ICD-10: The road ahead

October 1st, 2015 / By Richard Averill, MS

After decades of development, endless regulatory hurdles and multiple delays, the implementation date for ICD-10 has arrived. If ICD-10 had a theme song, it certainly would be “The Long and Winding Road” by the Beatles. “Don’t leave me standing here” is the lyric that sums up the frustrations of enduring repeated last minute delays. Finally, the healthcare industry will no longer be left standing in the past, chained to the out-of-date and inadequate ICD-9 coding system.

The road to this point has certainly been long and winding. Reaching this milestone is the result of perseverance by all healthcare stakeholders, and the leadership of many—people like Sue Bowman of AHIMA, Pat Brooks at CMS, Marjorie Greenberg of the NCVHS, Nelly Leon-Chisen at the American Hospital Association, and Donna Pickett at NCHS. After the 2014 delay, virtually the entire healthcare industry came together to demand that we move forward. Through the Coalition for ICD-10 that demand was backed up by aggressive political advocacy and lobbying to Congress. No matter how many times the crocodile versus alligator bite example was brought up, no matter how many times the number of codes was brought up, ICD-10 advocates patiently explained the rationale and benefits of the specificity in ICD-10. Fortunately, common sense prevailed in the end.

Another lyric in the song, “…The wild and windy night,” reminds us that there will be challenges ahead. The healthcare industry as a whole, especially CMS, has made remarkable progress to be ICD-10 ready. But with a change of this magnitude it is almost impossible to avoid every bump in the road. While readiness to accept ICD-10 codes is nearly universal, the conversion of every internal system to ICD-10 may still be a work in progress for some organizations. But with good planning and the right resources this can be a manageable short-term challenge.

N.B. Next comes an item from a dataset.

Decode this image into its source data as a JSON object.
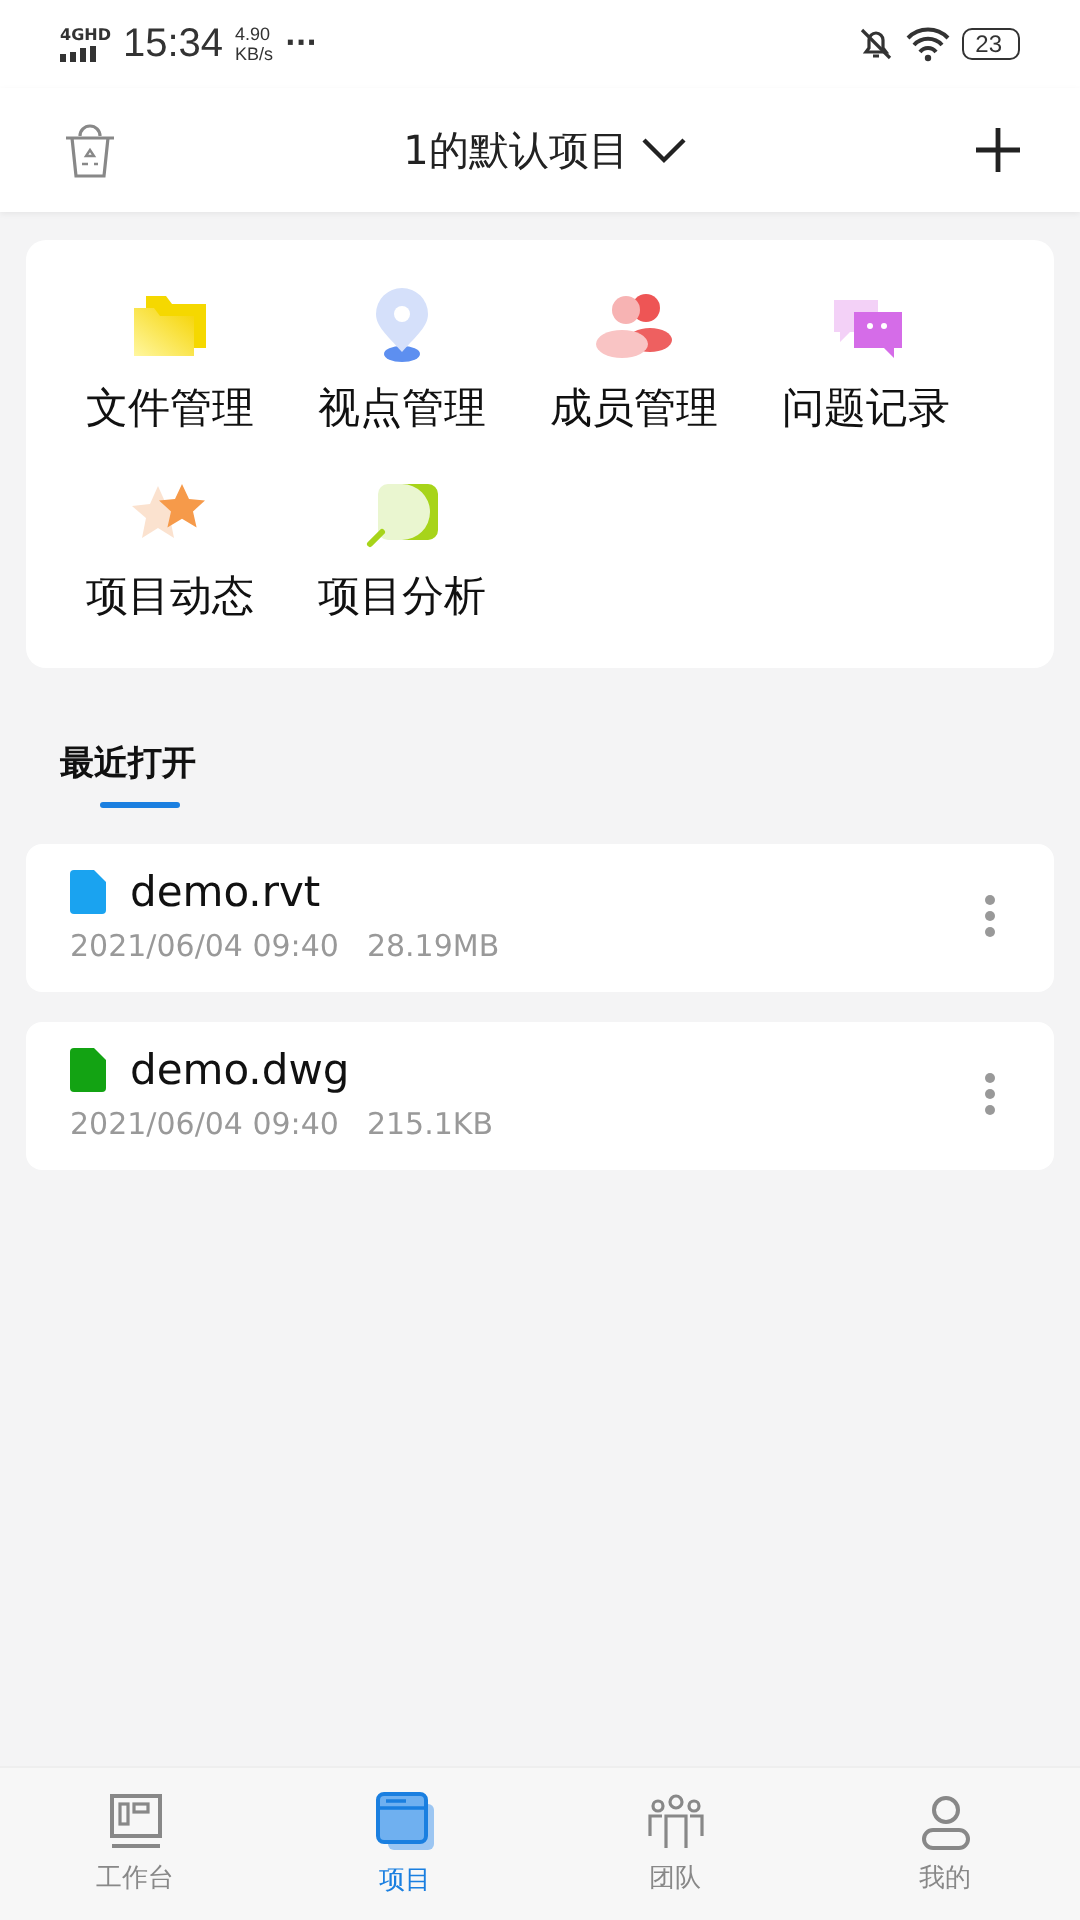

The entire healthcare industry can now look forward to the enormous benefit that ICD-10 will bring from more accurate payments, a more precise assessment of quality, better detection of fraudulent claims, fewer claim rejections, fewer requests for additional information, more effective disease management, a better understanding of the efficacy of new technologies, and a greater ability to detect new and emerging health threats.

For the many 3M research analysts, nosologists, clinicians, software developers, consultants, and product, sales and support teams that have worked for so many years to help prepare the industry for ICD-10, we arrive at this moment with the continued commitment to help all our clients achieve a smooth and successful transition. The road may have been long and winding, but the destination is now in sight: a modern 21st century data infrastructure that lays the foundation for better, more affordable health care.

Richard Averill is senior healthcare policy advisor for 3M Health Information Systems.